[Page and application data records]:
★ ★ ★ ★
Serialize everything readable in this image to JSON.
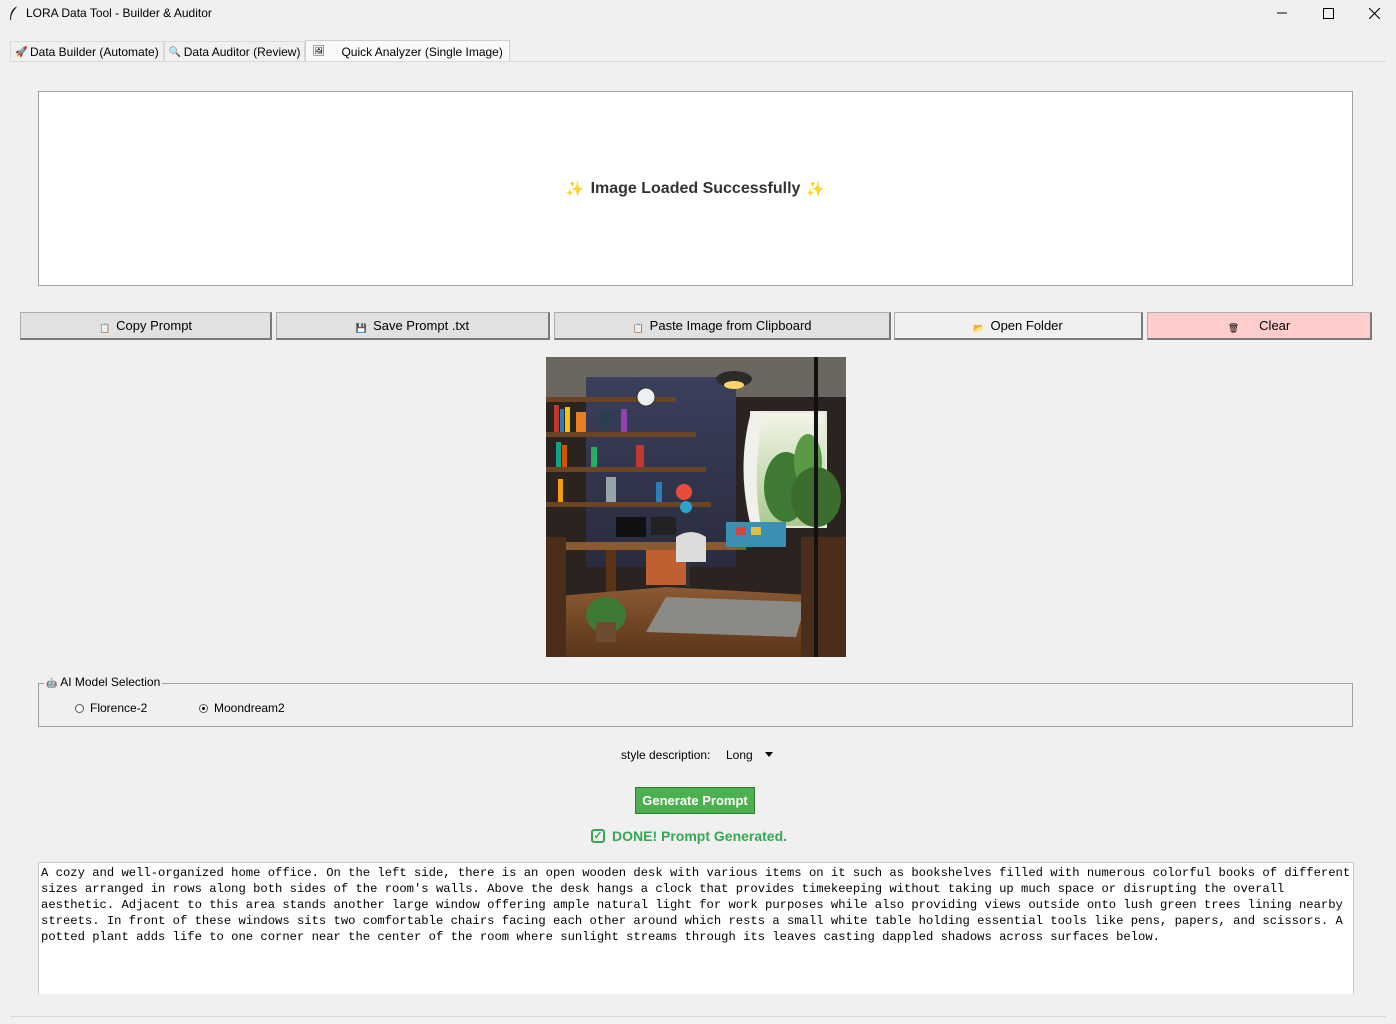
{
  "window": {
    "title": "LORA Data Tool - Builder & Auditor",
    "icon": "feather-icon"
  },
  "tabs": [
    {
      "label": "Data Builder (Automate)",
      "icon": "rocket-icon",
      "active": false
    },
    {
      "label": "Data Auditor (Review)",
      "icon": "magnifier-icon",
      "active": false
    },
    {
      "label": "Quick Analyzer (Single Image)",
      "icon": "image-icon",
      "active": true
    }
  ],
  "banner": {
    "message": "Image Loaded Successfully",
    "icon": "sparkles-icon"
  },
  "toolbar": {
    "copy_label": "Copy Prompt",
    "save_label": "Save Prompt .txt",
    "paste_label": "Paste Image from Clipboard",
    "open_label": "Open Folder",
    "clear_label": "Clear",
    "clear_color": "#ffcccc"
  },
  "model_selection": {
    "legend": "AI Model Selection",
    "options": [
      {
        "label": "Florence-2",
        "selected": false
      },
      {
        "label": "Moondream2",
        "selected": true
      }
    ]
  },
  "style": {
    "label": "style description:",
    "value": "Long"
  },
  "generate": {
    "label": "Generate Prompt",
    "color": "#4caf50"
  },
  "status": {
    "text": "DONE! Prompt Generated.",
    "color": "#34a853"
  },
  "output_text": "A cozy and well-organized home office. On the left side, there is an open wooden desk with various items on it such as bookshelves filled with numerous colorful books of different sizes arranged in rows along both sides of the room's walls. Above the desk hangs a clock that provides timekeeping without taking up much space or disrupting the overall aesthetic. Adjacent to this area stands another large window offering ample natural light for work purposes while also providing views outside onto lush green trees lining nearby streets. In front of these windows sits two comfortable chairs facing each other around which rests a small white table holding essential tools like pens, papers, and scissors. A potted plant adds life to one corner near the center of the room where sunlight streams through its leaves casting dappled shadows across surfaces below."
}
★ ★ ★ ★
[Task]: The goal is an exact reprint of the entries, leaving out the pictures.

[Solution below]:
Serialize everything readable in this image to JSON.
{
  "window": {
    "title": "LORA Data Tool - Builder & Auditor",
    "icon": "feather-icon"
  },
  "tabs": [
    {
      "label": "Data Builder (Automate)",
      "icon": "rocket-icon",
      "active": false
    },
    {
      "label": "Data Auditor (Review)",
      "icon": "magnifier-icon",
      "active": false
    },
    {
      "label": "Quick Analyzer (Single Image)",
      "icon": "image-icon",
      "active": true
    }
  ],
  "banner": {
    "message": "Image Loaded Successfully",
    "icon": "sparkles-icon"
  },
  "toolbar": {
    "copy_label": "Copy Prompt",
    "save_label": "Save Prompt .txt",
    "paste_label": "Paste Image from Clipboard",
    "open_label": "Open Folder",
    "clear_label": "Clear",
    "clear_color": "#ffcccc"
  },
  "model_selection": {
    "legend": "AI Model Selection",
    "options": [
      {
        "label": "Florence-2",
        "selected": false
      },
      {
        "label": "Moondream2",
        "selected": true
      }
    ]
  },
  "style": {
    "label": "style description:",
    "value": "Long"
  },
  "generate": {
    "label": "Generate Prompt",
    "color": "#4caf50"
  },
  "status": {
    "text": "DONE! Prompt Generated.",
    "color": "#34a853"
  },
  "output_text": "A cozy and well-organized home office. On the left side, there is an open wooden desk with various items on it such as bookshelves filled with numerous colorful books of different sizes arranged in rows along both sides of the room's walls. Above the desk hangs a clock that provides timekeeping without taking up much space or disrupting the overall aesthetic. Adjacent to this area stands another large window offering ample natural light for work purposes while also providing views outside onto lush green trees lining nearby streets. In front of these windows sits two comfortable chairs facing each other around which rests a small white table holding essential tools like pens, papers, and scissors. A potted plant adds life to one corner near the center of the room where sunlight streams through its leaves casting dappled shadows across surfaces below."
}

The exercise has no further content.